***** DATA IN THIS EXERCISE

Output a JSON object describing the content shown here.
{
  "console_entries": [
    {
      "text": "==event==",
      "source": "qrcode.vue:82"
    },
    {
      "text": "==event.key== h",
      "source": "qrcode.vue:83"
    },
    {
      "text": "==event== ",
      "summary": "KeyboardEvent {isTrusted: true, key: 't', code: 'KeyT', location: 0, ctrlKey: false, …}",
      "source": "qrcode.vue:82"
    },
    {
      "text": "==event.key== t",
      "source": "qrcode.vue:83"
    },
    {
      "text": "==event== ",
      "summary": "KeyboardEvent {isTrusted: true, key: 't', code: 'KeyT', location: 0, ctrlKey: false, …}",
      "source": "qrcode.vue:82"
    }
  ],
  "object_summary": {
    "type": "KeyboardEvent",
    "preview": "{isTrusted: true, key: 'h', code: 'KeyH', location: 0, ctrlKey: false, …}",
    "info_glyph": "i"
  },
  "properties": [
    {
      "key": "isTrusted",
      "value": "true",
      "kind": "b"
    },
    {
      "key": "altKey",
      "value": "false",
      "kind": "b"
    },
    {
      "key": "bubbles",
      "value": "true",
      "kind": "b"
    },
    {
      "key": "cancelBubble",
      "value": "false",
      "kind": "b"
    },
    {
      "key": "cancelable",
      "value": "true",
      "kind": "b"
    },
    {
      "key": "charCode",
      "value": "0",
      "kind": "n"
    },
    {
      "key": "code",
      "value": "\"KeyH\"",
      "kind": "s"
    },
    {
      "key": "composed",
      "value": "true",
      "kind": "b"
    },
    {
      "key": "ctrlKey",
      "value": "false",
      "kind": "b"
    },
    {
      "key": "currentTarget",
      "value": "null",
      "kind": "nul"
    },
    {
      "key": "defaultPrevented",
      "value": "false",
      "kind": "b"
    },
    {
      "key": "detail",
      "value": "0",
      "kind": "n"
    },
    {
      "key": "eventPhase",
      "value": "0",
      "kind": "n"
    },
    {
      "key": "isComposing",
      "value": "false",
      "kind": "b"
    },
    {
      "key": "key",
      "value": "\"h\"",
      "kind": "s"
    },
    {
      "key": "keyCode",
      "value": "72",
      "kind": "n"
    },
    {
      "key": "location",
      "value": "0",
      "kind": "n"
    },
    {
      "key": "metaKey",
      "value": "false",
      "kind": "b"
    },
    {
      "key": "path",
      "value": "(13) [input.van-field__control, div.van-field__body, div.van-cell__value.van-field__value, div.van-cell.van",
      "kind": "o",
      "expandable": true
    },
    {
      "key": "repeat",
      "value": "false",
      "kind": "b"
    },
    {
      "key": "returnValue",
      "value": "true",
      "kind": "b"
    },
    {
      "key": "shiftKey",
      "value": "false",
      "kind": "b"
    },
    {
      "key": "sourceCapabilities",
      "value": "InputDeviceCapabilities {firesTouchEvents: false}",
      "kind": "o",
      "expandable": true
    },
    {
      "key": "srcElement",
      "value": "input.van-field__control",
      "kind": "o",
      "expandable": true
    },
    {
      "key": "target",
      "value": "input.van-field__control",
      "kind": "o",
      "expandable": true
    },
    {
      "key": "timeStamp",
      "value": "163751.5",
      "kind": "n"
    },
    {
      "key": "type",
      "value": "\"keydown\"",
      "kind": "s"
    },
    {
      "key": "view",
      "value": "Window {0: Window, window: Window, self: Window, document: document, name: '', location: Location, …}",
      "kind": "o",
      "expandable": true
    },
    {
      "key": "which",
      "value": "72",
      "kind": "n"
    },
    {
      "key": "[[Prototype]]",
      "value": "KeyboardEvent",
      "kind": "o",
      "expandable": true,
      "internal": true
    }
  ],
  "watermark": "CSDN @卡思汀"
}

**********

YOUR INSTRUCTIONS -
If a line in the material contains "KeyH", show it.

RESULT OF THIS TASK -
    "preview": "{isTrusted: true, key: 'h', code: 'KeyH', location: 0, ctrlKey: false, …}",
      "value": "\"KeyH\"",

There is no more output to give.